PROVIDED DATA:

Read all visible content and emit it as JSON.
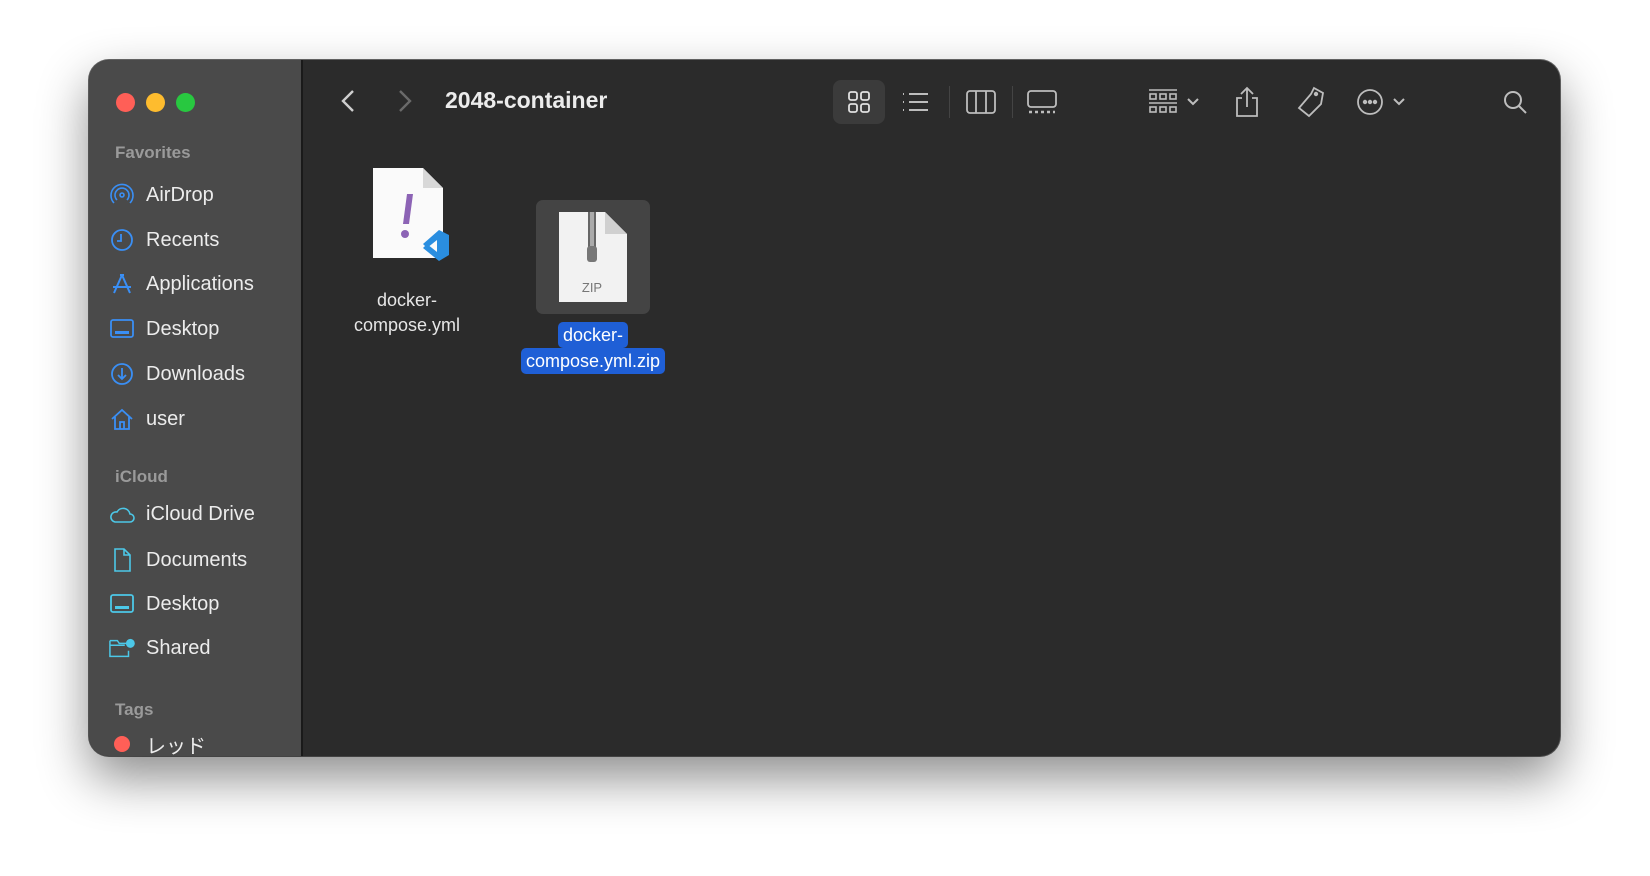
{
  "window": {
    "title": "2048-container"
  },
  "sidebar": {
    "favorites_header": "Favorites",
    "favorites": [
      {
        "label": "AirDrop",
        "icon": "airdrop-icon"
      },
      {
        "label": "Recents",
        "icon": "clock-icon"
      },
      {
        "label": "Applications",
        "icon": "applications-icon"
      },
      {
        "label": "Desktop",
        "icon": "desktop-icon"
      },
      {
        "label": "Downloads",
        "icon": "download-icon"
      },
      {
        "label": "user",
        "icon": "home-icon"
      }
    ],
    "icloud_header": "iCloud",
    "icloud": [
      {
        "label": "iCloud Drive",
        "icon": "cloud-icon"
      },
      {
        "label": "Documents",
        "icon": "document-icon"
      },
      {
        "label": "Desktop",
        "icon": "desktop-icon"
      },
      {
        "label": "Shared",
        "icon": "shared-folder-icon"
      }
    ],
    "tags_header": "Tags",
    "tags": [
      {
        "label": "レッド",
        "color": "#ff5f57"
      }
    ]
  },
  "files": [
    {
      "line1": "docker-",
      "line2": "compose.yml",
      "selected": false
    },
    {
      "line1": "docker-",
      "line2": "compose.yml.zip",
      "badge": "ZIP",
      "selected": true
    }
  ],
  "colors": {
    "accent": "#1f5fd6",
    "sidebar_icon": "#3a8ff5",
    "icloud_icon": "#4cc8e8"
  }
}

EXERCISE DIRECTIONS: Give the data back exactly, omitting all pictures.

COMPLETED EXERCISE:
Read all visible content and emit it as JSON.
{
  "window": {
    "title": "2048-container"
  },
  "sidebar": {
    "favorites_header": "Favorites",
    "favorites": [
      {
        "label": "AirDrop",
        "icon": "airdrop-icon"
      },
      {
        "label": "Recents",
        "icon": "clock-icon"
      },
      {
        "label": "Applications",
        "icon": "applications-icon"
      },
      {
        "label": "Desktop",
        "icon": "desktop-icon"
      },
      {
        "label": "Downloads",
        "icon": "download-icon"
      },
      {
        "label": "user",
        "icon": "home-icon"
      }
    ],
    "icloud_header": "iCloud",
    "icloud": [
      {
        "label": "iCloud Drive",
        "icon": "cloud-icon"
      },
      {
        "label": "Documents",
        "icon": "document-icon"
      },
      {
        "label": "Desktop",
        "icon": "desktop-icon"
      },
      {
        "label": "Shared",
        "icon": "shared-folder-icon"
      }
    ],
    "tags_header": "Tags",
    "tags": [
      {
        "label": "レッド",
        "color": "#ff5f57"
      }
    ]
  },
  "files": [
    {
      "line1": "docker-",
      "line2": "compose.yml",
      "selected": false
    },
    {
      "line1": "docker-",
      "line2": "compose.yml.zip",
      "badge": "ZIP",
      "selected": true
    }
  ],
  "colors": {
    "accent": "#1f5fd6",
    "sidebar_icon": "#3a8ff5",
    "icloud_icon": "#4cc8e8"
  }
}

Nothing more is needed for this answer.